    experience and Buddhisms doctrinaire interpretation thereof. But I wish to argue that it is in

    the practice and experience of meditation itself that the distinction between mystical and

    meditative experience is evident, not simply in the post- or extra-experiential interpretations

    which Buddhists place upon their meditation. (Gimello 1978: 173- 174)

    Gimelo's attempt to set Buddhist meditative tradition aside from the rubric of mystical

    I understand as an expression of the general constructivist plea for recognition of differences

    in dealing with religious experience. However I think that Gimelo in pursuing his aim failed

    to see the common patterns and his dealing with vipassan meditation is methodologically

    unsound and factually not always correct.

    Buddhist meditative practice consists basically of two fundamental techniques -

    concentration (P. samdhi,) or calmness (samatha) sometimes referred to as development of

    calmness (samatha-bhvan) and awareness or discernment (vipassan ) called also

    development of discernment or wisdom (vipassan-bhvan, pa-bhvan). It is the later

    of these two techniques which is the crucial soteric instrument while the former has basically

    supportive role and is not exclusively Buddhist meditative practice. Samatha-bhvan

    consists of eight stages called jhnas (absorptions). The first four are absorptions in the sphere

    of form (rpyatana); the later four are absorptions in formless realm (arpyatana).

  • Meditator achieves these sates via concentration on a particular object. The tradition

    distinguishes forty such objects (kammat.t.hna; literally: working objects) with selective

    efficacy. Not every object is fit for achieving all absorptions. Probably the most universal are

    the ten kasinas (specific colored discs) and breathing. These can lead the meditator up to the

    all four sublime-material spheres.

    Intensive concentration on the material object brings about its mental visualization

    (nimitta), which replaces material kasina for the object of contemplation. Arising of this

    visualization together with occurrence of the five specific mental factors are signs of

    achieving the first jhna.7

    The arpa attainments have their own objects of contemplation.
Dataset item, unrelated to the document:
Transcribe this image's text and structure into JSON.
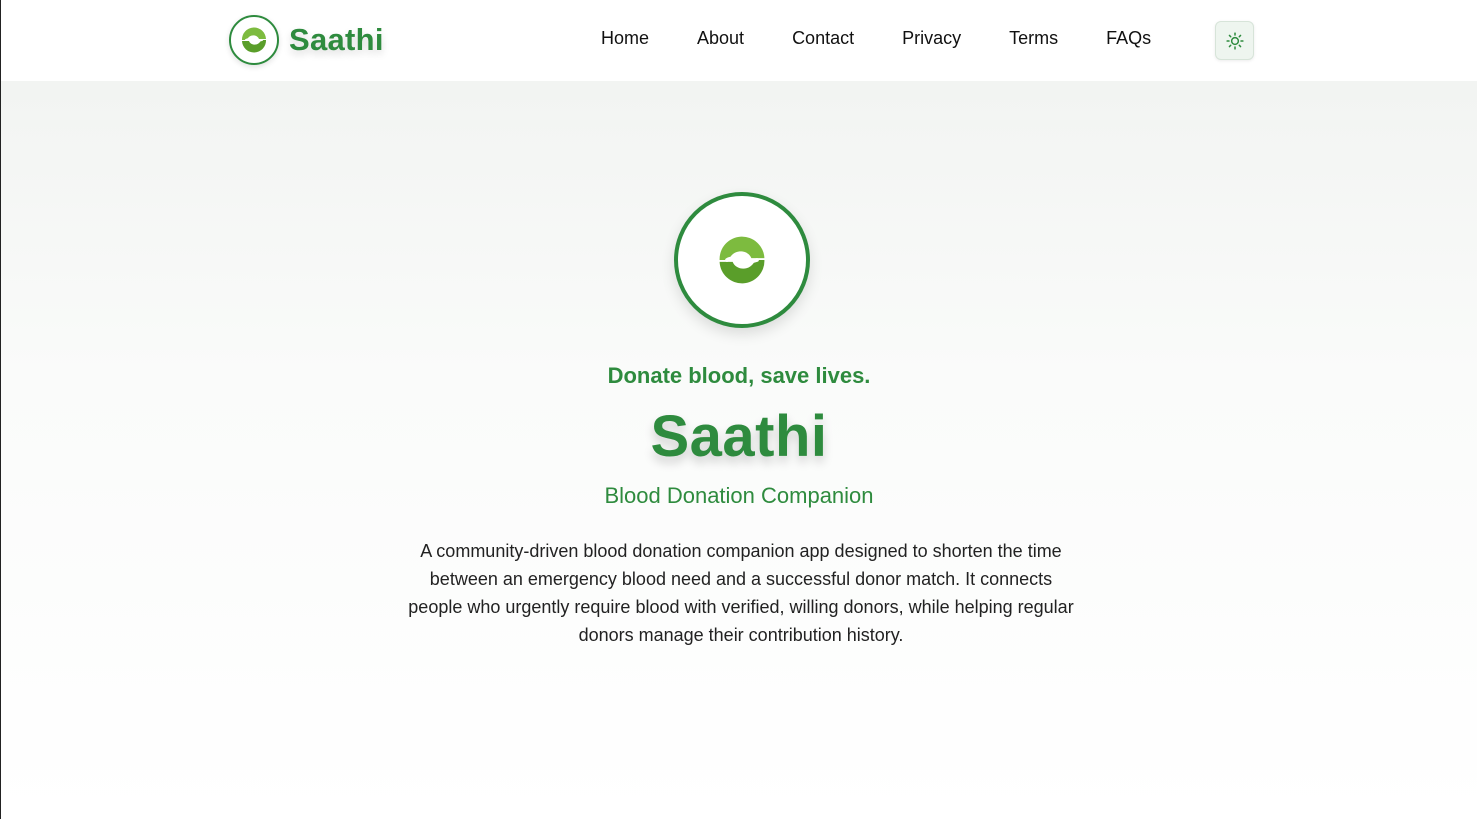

These are: the sphere

    of boundless space (ksnacyatana) which the meditator attains when he stops paying

    attention to the nimitta and turns his attention towards the space it had occupied. Similarly,
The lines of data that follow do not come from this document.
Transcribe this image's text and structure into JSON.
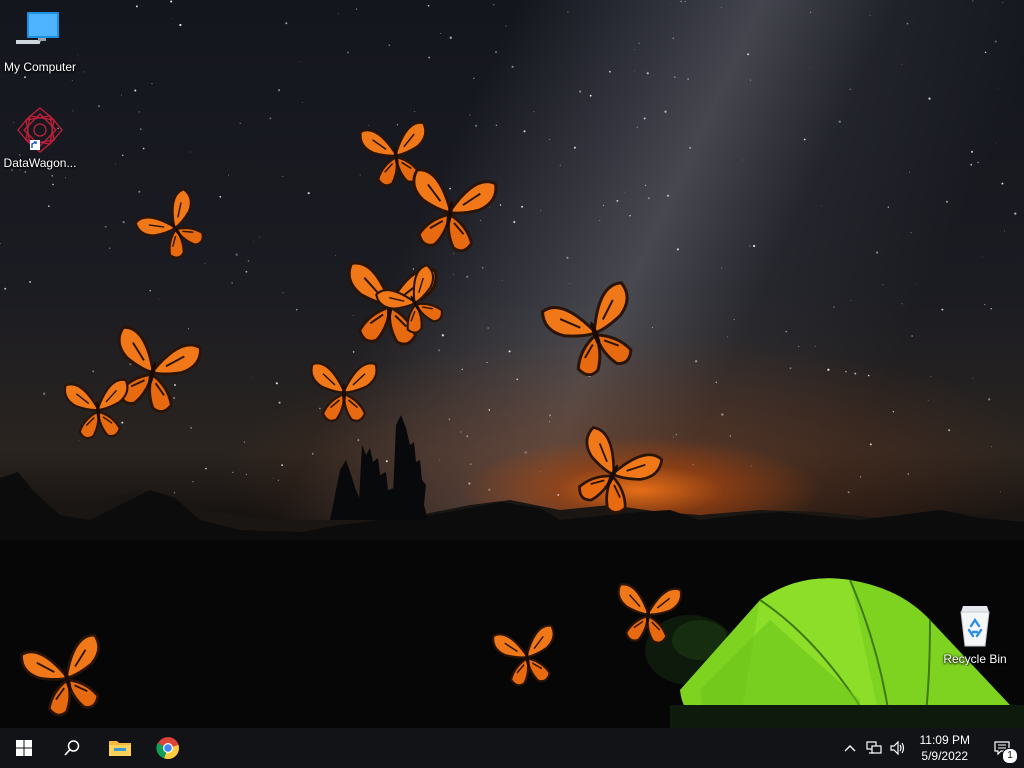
{
  "desktop": {
    "icons": [
      {
        "label": "My Computer",
        "icon": "computer-icon"
      },
      {
        "label": "DataWagon...",
        "icon": "datawagon-shortcut-icon"
      },
      {
        "label": "Recycle Bin",
        "icon": "recycle-bin-icon"
      }
    ],
    "wallpaper": "night-sky-tent-wallpaper",
    "overlay": "monarch-butterflies"
  },
  "taskbar": {
    "start_icon": "windows-start-icon",
    "search_icon": "search-icon",
    "pinned": [
      {
        "name": "File Explorer",
        "icon": "file-explorer-icon"
      },
      {
        "name": "Google Chrome",
        "icon": "chrome-icon"
      }
    ],
    "tray_icons": [
      "chevron-up-icon",
      "network-icon",
      "volume-icon"
    ],
    "clock": {
      "time": "11:09 PM",
      "date": "5/9/2022"
    },
    "notification_count": "1"
  },
  "colors": {
    "taskbar_bg": "#121317",
    "butterfly_orange": "#f07818",
    "tent_green": "#7ed321"
  }
}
    turning his attention from the space to the infinite consciousness which comp